Important resources to help you navigate the coronavirus (COVID-19) pandemic in Wisconsin
Hub for reliable, timely news about COVID-19 pandemic

Funeral held for ex-NFL player Aaron Hernandez

This is an archived article and the information in the article may be outdated. Please look at the time stamp on the story to see when it was last updated.

Mourners said their goodbyes on Monday to ex-NFL star Aaron Hernandez, who was convicted of murder in 2015 and killed himself in his prison cell last week.

Also on Monday, a Massachusetts Superior Court Justice ordered Hernandez’s purported suicide notes released to this family in time for the private funeral service in Hernandez’s hometown of Bristol, Connecticut.

Hernandez, 27, the former tight end for the New England Patriots was found hanged in his cell early Wednesday morning.

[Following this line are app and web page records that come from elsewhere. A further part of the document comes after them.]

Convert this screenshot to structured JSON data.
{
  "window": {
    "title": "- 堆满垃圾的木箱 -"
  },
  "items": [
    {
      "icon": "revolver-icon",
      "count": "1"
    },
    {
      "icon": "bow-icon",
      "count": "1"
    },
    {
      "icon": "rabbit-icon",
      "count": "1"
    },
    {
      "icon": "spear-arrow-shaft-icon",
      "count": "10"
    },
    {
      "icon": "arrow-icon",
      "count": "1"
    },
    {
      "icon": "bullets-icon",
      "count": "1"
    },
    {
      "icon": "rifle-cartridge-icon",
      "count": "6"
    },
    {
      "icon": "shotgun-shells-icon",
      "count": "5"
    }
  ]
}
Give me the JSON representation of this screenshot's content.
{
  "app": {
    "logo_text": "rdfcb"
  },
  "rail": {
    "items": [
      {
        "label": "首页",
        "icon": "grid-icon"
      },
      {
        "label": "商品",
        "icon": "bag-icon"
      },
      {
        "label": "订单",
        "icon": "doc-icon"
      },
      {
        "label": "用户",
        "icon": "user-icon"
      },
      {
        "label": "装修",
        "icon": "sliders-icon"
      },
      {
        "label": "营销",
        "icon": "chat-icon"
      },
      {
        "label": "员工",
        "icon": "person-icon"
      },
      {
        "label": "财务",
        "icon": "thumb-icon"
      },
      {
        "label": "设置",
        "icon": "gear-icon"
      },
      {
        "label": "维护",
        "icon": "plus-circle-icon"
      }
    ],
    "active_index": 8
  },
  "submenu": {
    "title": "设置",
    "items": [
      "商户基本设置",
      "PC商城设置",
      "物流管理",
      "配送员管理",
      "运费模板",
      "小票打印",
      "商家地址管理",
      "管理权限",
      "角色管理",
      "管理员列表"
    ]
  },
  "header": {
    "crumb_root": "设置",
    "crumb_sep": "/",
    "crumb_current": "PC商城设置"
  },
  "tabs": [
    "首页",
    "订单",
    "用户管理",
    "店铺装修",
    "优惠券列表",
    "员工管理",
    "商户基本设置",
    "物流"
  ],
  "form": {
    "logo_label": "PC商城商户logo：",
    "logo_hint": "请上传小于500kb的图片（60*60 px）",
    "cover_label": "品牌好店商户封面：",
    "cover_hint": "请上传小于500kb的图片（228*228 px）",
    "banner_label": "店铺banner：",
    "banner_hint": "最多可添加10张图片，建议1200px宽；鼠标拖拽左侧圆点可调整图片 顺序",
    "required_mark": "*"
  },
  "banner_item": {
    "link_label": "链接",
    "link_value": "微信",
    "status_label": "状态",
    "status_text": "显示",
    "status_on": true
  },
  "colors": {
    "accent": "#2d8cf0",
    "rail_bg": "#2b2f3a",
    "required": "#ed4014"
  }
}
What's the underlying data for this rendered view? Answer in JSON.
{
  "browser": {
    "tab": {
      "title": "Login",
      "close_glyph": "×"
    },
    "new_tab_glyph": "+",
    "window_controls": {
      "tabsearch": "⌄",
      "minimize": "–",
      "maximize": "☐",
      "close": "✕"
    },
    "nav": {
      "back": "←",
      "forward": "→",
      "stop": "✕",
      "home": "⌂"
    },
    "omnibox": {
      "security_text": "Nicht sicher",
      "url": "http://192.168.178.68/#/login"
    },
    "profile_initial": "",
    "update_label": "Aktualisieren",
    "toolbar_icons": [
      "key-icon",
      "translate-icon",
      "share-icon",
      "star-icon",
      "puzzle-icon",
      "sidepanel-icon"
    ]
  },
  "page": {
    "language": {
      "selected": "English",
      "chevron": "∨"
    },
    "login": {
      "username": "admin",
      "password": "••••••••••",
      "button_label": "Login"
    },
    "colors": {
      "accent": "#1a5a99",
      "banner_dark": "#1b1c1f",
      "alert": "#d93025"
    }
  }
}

Authorities said he committed suicide. Three handwritten notes were found in the cell next to a Bible authorities said then.

The notes released to Hernandez’s family were of a personal nature, but not all were necessarily written to members of Hernandez’s family, Paul Jarvey, a spokesman from the Worcester County district attorney’s office.


In a brief statement after the service, Hernandez’s family thanked the public for their condolences and said they wished to memorialize him in private, CNN affiliate WTNH reported.

“They love him and they miss him,” Harvard Law professor Ronald Sullivan, who was working with attorney Jose Baez on Hernandez’s defense, said reading the statement.

Pittsburgh Steeler Center Maurkice Pouncey and his twin brother Mike, a center with the Miami Dolphins, attended Hernandez’s funeral. The brothers were teammates with Hernandez at the University of Florida.

Hernandez was a fourth-round draft pick in 2010 and signed a contract extension worth up to $40 million in 2012.

Less than a year later he was charged with first-degree murder in the death of Odin Lloyd.

Hernandez was convicted and sentenced to life without possibility of parole on April 15, 2015.

This month, he was acquitted of two other murders.

Notice: you are using an outdated browser. Microsoft does not recommend using IE as your default browser. Some features on this website, like video and images, might not work properly. For the best experience, please upgrade your browser.